_What to produce_:
If a line in the data has the string "nhiệt", please show it.
*** Opening Exercise materials ***
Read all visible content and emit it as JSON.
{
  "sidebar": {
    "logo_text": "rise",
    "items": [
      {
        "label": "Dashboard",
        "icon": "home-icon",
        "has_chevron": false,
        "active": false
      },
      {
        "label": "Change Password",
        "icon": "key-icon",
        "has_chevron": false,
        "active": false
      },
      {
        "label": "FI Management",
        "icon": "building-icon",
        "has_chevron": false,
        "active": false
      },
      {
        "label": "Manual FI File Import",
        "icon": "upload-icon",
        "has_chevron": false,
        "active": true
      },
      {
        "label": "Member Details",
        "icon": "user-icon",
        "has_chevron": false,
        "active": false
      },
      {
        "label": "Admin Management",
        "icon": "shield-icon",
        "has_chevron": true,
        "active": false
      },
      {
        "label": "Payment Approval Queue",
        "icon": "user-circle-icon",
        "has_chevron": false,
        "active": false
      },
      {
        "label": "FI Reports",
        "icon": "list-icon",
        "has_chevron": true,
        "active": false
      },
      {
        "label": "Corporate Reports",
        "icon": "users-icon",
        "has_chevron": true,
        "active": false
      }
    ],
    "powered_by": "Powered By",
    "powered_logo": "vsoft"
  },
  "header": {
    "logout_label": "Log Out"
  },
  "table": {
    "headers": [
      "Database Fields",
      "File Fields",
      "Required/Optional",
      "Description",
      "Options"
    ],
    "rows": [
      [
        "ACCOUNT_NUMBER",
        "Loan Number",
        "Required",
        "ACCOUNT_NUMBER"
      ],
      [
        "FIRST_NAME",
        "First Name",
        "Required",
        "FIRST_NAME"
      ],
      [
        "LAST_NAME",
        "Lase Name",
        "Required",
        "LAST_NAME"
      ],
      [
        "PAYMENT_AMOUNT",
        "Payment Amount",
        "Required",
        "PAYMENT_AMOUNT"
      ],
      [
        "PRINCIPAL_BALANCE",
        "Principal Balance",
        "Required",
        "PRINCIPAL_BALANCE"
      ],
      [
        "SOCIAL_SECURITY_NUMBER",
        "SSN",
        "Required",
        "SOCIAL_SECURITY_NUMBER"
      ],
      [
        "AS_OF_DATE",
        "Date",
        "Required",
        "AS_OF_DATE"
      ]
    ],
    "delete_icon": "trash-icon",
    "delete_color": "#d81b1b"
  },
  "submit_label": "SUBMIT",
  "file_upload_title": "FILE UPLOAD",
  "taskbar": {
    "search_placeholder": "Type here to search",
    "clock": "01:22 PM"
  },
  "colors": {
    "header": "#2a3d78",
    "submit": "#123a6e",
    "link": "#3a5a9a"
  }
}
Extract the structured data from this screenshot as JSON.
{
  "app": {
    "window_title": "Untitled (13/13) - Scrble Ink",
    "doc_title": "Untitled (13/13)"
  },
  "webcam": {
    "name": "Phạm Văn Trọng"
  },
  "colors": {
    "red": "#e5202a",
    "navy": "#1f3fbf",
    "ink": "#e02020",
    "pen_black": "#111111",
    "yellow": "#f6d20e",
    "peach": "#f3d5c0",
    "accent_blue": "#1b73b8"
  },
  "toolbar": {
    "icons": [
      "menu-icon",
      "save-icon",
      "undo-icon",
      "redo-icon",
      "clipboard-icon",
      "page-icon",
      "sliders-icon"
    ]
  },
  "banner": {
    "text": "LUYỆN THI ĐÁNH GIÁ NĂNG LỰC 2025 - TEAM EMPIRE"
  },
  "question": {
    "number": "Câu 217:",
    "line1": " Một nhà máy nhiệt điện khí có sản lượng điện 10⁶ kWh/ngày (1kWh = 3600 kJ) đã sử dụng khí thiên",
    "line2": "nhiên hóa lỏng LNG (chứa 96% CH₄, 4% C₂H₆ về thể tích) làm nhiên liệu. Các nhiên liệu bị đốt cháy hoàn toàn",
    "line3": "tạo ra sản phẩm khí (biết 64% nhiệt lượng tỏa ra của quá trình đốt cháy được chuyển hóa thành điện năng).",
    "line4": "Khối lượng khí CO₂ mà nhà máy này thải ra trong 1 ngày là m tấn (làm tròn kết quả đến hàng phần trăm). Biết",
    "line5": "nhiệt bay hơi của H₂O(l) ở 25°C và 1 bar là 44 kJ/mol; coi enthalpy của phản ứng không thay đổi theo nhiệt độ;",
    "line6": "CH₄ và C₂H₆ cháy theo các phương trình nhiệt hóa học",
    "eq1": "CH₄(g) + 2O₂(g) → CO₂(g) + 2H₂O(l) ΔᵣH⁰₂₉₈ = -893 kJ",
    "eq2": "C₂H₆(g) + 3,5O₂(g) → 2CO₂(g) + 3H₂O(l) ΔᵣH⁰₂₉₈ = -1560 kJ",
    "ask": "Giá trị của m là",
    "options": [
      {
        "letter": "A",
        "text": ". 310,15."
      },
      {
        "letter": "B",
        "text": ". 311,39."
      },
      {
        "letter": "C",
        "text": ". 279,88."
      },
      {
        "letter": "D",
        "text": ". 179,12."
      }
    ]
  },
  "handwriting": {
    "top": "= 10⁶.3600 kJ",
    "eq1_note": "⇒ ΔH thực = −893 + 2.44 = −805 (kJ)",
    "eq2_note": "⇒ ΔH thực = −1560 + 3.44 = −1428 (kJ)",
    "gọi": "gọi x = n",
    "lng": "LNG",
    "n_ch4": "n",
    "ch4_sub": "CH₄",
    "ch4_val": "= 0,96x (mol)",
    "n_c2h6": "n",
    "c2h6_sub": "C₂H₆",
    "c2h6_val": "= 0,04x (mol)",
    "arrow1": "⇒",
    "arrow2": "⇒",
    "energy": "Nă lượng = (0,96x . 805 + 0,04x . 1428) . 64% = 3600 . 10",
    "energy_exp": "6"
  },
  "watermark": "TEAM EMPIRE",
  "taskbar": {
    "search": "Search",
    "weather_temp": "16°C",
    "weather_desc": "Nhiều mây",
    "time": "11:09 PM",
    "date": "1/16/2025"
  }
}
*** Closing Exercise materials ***
_Exercise solution_:
    "line1": " Một nhà máy nhiệt điện khí có sản lượng điện 10⁶ kWh/ngày (1kWh = 3600 kJ) đã sử dụng khí thiên",
    "line3": "tạo ra sản phẩm khí (biết 64% nhiệt lượng tỏa ra của quá trình đốt cháy được chuyển hóa thành điện năng).",
    "line5": "nhiệt bay hơi của H₂O(l) ở 25°C và 1 bar là 44 kJ/mol; coi enthalpy của phản ứng không thay đổi theo nhiệt độ;",
    "line6": "CH₄ và C₂H₆ cháy theo các phương trình nhiệt hóa học",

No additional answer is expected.